Despite an impressive performance rushing the passer in the preseason and the exciting signing edge-rusher Aldon Smith, Oakland did not put any pressure on Bengals quarterback Andy Dalton.

Khalil Mack struggled to make an impact against either of their tackles for most of the game, while the pressure from the opposite defensive end spot was non-existent.

On a lighter note, veteran defensive end Justin Tuck did finish the game with two pass deflections, as he constantly attempted to disrupt the play by getting his hands into the throwing lanes. He also earned a tackle for loss on Jeremy Hill late in the third quarter, one of the team’s two tackles for loss in the game.

Though Bengals offensive coordinator Hue Jackson’s offense is designed to get the ball out of the quarterback’s hand early, Oakland’s defensive line still needed to do a much better job than they did on Sunday.

Linebackers: D-

Ray-Ray Armstrong struggled to set the edge on two of Cincinnati’s big plays on their first drive of the game, one of which coming on Hill’s fourth down touchdown run and another coming on a key third down that head coach Jack Del Rio mentioned after the game.
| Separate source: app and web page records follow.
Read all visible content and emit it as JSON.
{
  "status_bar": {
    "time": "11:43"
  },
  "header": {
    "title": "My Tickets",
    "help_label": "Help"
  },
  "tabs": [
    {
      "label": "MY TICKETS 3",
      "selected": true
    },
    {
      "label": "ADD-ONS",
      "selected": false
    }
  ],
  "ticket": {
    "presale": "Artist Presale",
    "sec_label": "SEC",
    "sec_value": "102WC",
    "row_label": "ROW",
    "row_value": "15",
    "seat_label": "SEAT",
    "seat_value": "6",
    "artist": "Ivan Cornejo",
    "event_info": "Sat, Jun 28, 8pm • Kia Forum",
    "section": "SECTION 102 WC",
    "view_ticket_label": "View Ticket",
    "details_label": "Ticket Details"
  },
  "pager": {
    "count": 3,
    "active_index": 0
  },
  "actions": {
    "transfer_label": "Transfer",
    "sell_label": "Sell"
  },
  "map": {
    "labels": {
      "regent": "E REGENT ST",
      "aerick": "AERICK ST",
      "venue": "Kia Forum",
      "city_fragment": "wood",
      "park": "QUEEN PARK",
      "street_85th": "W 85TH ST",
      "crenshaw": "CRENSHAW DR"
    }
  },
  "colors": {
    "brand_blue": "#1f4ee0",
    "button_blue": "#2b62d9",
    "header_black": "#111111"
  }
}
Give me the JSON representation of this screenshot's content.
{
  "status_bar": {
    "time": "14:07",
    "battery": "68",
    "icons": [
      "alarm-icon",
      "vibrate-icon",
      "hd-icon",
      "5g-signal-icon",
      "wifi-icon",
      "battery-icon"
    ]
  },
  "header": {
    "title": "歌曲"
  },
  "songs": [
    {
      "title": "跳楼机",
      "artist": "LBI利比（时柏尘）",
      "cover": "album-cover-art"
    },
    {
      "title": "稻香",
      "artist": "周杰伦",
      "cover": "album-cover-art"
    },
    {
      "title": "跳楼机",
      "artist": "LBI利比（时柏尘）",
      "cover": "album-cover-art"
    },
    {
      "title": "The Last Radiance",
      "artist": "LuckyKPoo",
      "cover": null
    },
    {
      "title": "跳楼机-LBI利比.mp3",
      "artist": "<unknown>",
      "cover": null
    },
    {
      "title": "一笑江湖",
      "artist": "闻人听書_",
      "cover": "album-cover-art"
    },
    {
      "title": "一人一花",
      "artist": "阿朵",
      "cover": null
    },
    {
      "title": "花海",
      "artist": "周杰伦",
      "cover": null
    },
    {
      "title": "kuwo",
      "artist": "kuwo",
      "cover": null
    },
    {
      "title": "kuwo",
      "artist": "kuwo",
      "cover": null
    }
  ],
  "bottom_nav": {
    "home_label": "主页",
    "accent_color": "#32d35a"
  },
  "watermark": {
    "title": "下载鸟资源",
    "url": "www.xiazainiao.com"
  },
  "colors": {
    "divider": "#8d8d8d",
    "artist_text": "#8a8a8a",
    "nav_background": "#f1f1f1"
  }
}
“I mean, the first third-down was a leverage issue,” Del Rio said, via Raiders.com. “It should be a tackle for loss, and they end up going around the corner and getting some positive yardage to keep the chains moving.”

His effort and energy on the field are what create for his high ceiling as a starting outside linebacker, but Armstrong has to stop making fundamental mistakes on significant plays if he is to remain a starter on this defense.

Inside linebacker Curtis Lofton had a relatively quiet Raiders debut with just two combine tackles, while Malcolm Smith showed solid effort and tackling ability. Smith finished the game as the Raiders’ second leading tackler with seven total (six solo).

While their poor play against the run were significant, Oakland’s linebacking corps also couldn’t stop Dalton from attacking the middle of the field. Whether or not this was due to a scheme issue, Bengals tight end Tyler Eifert had a field day attacking the middle of the field, as he finished the game with nine receptions for 104 yards and two touchdowns.

Even though some of the big plays can be accredited to some mistakes from the Raiders’ defensive backs, their linebackers must work to become more fundamentally sound in coverage.

Secondary: D

The Raiders lack of talent within the secondary has been a repeatedly visited topic throughout the offseason, and the group only solidified that idea in their Week 1 performance.

D.J. Hayden unfortunately played just as we expected. The former first-round pick in 2013 allowed receivers to get behind him often and gave up a few easy throws underneath, while also committing defensive holding penalties on two separate occasions. On top of an overall poor performance against Cincinnati’s talented wideouts, Hayden also managed to allow Eifert to catch his second touchdown while his back was turned.

T.J. Carrie flashed some talent in coverage, as he broke up one pass and earned six combined tackles, but his performance still wasn’t enough to mask the overall poor play by the Raiders’ secondary.

To make matters worse, starting safeties Charles Woodson and Nate Allen both ended up leaving the game with injuries. The status of both Allen (knee) and Woodson (shoulder) has yet to be determined.


Taiwan Jones didn’t have a fantastic game returning kicks, but when he was given the opportunity to take it out of the end-zone he earned some respectable yardage.

I still don’t understand why Carrie is still returning punts, as Oakland is already thin in the secondary and shouldn’t risk having an injury to their No. 1 corner. He also only averaged nine yards a return.

Marquette King finished the game with mediocre net average of just 36.2 yards per punt, but his six punts did put him on pace to lead the league in punts again in 2015. I don’t know how one can’t be excited about that.

Next: JBB Week 1 Grades: Matthew Lorscheider